4. Looking at the Bull scores, IYF has been the leader on particularly strong market days, scoring 58, followed closely by (NYSEARCA:IYJ), while Technology surprisingly scores the lowest at 47. Defensive sector Utilities (NYSEARCA:IDU) is scoring surprisingly well. The top-bottom spread is still a narrow 11 points, indicating relatively high sector correlations, which indicates more of a "risk-on/risk-off" approach in which all boats are lifted together, rather than a thoughtful stock-picking approach.
5. Looking at the Bear scores, IYW remains the surprising favorite "safe haven" on weak market days, scoring 53, which is well ahead of defensive sectors like Utilities , but is not anywhere near the usual high in Bear scores of around 65-70 that we've often seen in IDU. IYF and Basic Materials share the worst performance during extreme market weakness as reflected in the low Bear score of 44. The top-bottom spread is again only 9 points, which indicates high sector correlations on weak market days.
6. Overall, Technology shows the best all-weather combination of Outlook/Bull/Bear scores. Adding up the three scores gives a total of 192. Telecom is the by far the worst at 95. Looking at just the Bull/Bear combination, Industrial (IYJ) displays the highest score of 105, which indicates good relative performance in extreme market conditions (whether bullish or bearish), while Telecom scores the lowest at 94, which indicates investor avoidance during extreme conditions.
These Outlook scores represent the view that Technology and Financial sectors may be relatively undervalued, while Telecom and Basic Materials sectors may be relatively overvalued based on our 1-3 month forward look.

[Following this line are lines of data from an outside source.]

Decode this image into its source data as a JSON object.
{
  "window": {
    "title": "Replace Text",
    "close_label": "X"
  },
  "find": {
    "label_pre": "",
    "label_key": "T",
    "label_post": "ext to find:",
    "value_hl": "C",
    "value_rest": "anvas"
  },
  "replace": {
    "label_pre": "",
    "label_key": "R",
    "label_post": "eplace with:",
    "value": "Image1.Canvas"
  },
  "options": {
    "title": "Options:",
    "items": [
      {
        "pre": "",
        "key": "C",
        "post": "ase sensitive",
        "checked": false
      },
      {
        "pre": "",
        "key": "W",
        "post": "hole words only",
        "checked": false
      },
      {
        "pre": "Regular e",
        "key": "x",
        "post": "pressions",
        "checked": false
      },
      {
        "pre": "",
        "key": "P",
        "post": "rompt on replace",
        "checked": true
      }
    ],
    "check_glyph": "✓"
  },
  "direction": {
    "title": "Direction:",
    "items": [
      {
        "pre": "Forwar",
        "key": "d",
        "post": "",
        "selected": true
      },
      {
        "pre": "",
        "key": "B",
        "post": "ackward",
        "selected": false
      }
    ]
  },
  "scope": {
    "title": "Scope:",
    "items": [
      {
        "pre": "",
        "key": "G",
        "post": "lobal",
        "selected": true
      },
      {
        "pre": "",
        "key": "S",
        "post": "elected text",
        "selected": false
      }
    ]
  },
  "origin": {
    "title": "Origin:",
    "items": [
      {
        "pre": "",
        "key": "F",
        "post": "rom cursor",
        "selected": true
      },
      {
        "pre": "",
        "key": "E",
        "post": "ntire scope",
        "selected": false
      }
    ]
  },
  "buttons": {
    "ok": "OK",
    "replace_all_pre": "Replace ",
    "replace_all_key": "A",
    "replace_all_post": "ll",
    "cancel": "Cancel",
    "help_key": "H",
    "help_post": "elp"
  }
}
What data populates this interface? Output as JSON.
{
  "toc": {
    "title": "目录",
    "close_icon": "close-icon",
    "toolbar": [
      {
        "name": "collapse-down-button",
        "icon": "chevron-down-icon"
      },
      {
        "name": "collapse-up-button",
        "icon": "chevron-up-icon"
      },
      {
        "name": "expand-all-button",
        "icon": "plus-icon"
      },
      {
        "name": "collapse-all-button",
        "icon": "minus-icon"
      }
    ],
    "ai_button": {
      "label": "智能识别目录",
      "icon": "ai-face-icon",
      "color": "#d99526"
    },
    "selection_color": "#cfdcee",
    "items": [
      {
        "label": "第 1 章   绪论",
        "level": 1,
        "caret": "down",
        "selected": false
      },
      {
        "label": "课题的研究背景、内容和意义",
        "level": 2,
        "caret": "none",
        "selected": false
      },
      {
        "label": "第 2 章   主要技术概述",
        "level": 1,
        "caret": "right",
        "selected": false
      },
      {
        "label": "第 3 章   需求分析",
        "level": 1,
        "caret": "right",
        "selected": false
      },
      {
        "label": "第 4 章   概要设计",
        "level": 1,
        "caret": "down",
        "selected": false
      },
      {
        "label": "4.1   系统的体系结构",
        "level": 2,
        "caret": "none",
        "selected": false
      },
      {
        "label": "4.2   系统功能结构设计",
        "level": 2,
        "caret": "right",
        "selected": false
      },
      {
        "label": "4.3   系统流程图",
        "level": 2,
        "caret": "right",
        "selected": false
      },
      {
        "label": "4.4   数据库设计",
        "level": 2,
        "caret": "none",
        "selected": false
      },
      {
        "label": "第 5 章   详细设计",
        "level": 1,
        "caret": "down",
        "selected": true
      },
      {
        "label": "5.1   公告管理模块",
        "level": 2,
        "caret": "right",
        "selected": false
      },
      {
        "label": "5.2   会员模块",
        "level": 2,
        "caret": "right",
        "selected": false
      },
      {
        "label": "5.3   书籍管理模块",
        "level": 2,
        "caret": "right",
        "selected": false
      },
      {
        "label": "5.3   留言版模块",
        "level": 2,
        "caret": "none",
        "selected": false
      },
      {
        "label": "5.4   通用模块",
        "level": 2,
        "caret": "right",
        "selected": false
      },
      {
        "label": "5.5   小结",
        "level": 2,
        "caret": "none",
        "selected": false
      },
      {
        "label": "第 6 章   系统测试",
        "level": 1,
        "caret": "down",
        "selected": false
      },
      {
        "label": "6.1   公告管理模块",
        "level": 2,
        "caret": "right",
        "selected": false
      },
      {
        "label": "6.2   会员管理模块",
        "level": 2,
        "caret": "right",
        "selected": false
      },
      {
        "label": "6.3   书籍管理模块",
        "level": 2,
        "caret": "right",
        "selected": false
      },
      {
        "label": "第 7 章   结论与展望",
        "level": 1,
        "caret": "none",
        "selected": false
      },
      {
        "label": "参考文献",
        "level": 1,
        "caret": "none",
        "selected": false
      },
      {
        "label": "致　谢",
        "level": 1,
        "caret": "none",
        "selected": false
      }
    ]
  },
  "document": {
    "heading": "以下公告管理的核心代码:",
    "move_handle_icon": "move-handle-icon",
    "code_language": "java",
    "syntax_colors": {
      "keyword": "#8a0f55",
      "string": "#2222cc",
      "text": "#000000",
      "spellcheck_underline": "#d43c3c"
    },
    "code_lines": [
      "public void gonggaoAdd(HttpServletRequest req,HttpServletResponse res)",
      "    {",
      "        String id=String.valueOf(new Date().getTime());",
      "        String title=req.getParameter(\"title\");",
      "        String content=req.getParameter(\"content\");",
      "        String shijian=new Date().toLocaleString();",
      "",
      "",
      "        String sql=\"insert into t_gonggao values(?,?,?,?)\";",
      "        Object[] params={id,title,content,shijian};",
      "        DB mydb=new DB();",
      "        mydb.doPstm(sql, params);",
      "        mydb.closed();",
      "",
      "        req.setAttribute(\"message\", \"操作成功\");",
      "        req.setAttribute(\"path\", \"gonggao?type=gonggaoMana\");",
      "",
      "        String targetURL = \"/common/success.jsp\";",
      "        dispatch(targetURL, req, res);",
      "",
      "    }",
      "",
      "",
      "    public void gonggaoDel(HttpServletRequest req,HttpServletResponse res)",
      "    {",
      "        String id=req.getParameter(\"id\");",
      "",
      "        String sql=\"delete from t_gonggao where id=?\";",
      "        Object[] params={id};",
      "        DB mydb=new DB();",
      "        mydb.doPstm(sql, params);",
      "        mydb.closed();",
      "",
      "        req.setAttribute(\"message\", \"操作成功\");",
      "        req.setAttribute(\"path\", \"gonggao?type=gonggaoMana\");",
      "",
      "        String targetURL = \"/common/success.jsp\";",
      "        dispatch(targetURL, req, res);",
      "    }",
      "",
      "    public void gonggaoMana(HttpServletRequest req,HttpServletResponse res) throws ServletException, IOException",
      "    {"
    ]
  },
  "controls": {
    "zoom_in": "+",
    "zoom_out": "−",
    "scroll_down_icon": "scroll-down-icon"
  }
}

Disclosure: I have no positions in any stocks mentioned, and no plans to initiate any positions within the next 72 hours. I wrote this article myself, and it expresses my own opinions. I am not receiving compensation for it. I have no business relationship with any company whose stock is mentioned in this article.